  2. Nice write up on this, I never liked rhubarb but your recipe sounds good!!

  3. Oh yummmmm!!!
    In my Nana’s house we used to get strawberry rhubarb pie and that was my favorite! Have not had it in many years.

    • Linda our local produce stand sometimes has strawberry rhubarb jam. It is really good too. I will have to try strawberry rhubarb pie sometime!

  4. Ooh my mouth is watering! And I was instantly taken back to when I was a kid and my mom used to make the most killer rhubarb strawberry pie. She’d likely have to alter stuff now that she’s gone on a vegan diet but I’m running it past her next time we get together (and stealing that recipe lol). Thanks for sharing this, I missed rhubarb & didn’t even know it until you posted this, Bee!

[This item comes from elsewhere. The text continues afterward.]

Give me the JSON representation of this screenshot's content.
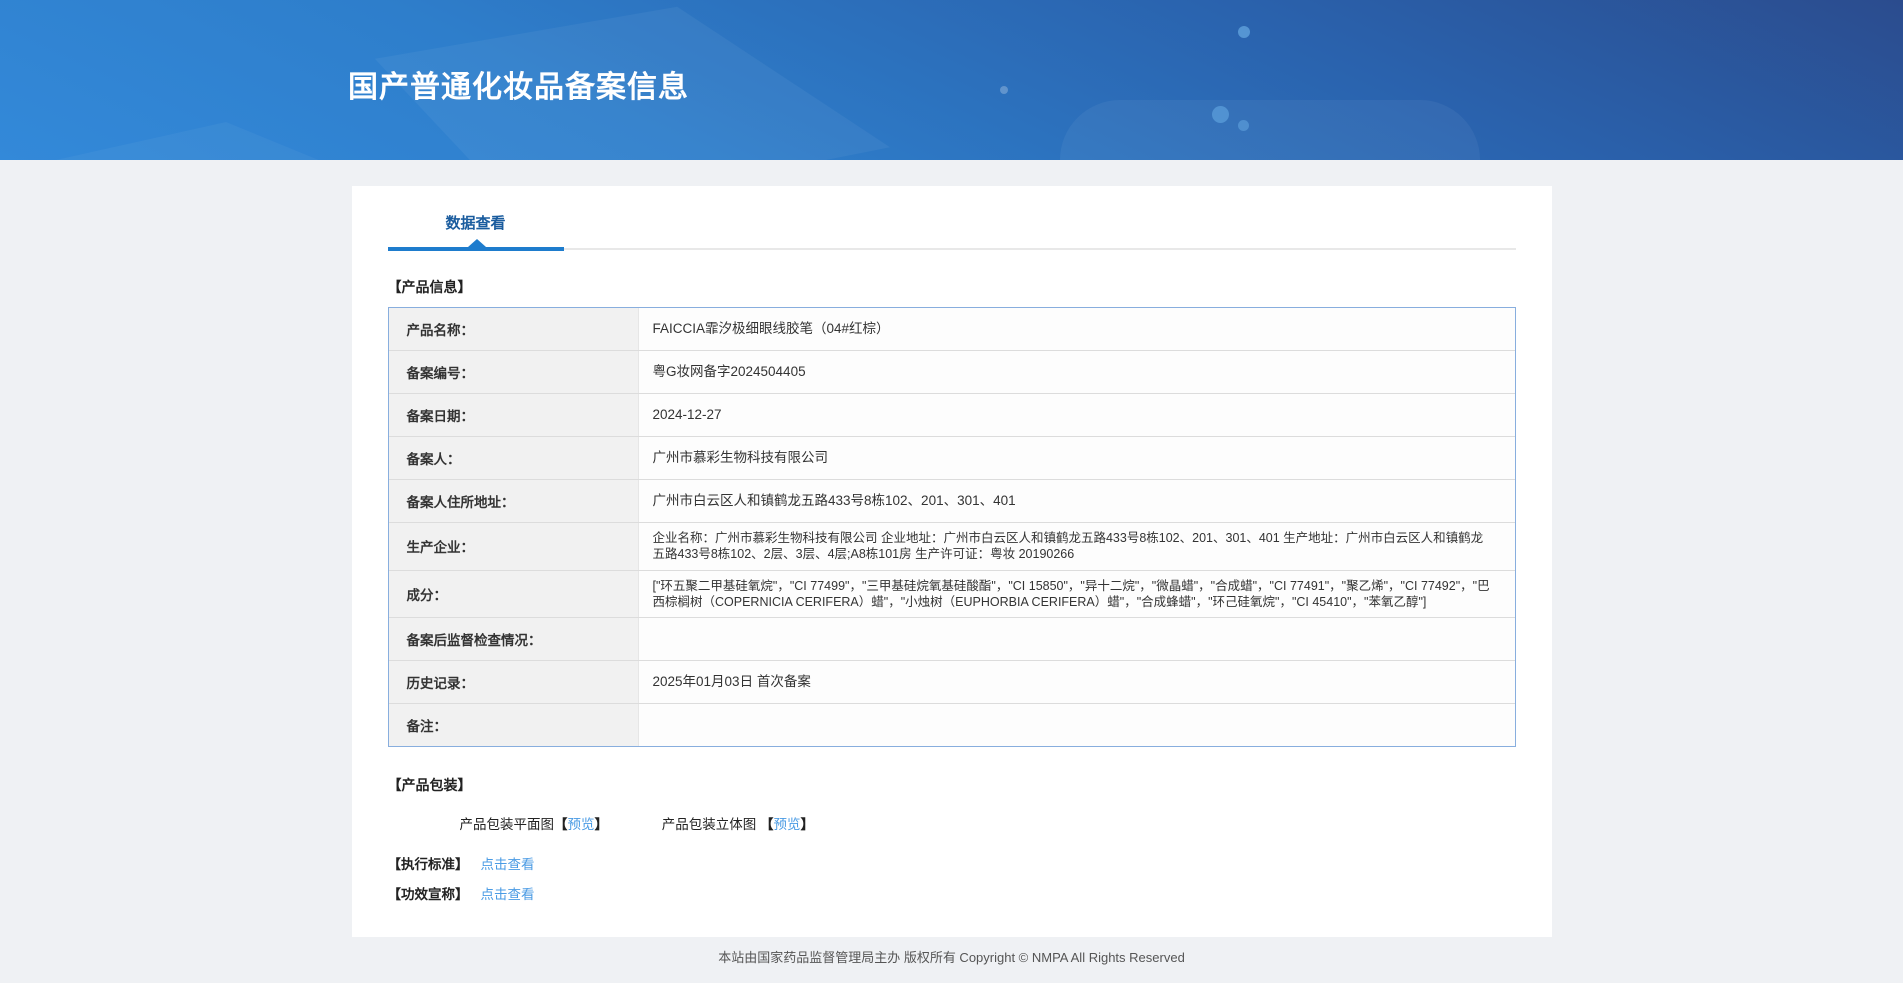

  5. I didn’t know rhubarb was good for you, too! I have some growing in my garden, I’m definitely going to cook with it some more this spring.
    Thanks for the compote recipe!

  6. You should try growing it- its so easy it’s almost as if it were a weed!

  7. Oh YUMMM!!! Growing up my Nannie (grandma) made Rhubarb Crisp. Oh my goodness, I have to find some rhubarb and make some to take to her. She is 93 and can no longer cook. This would bring a smile to her face. Thanks you for sharing & inspiring!!!!!!!

  8. That sounds yummmmmy!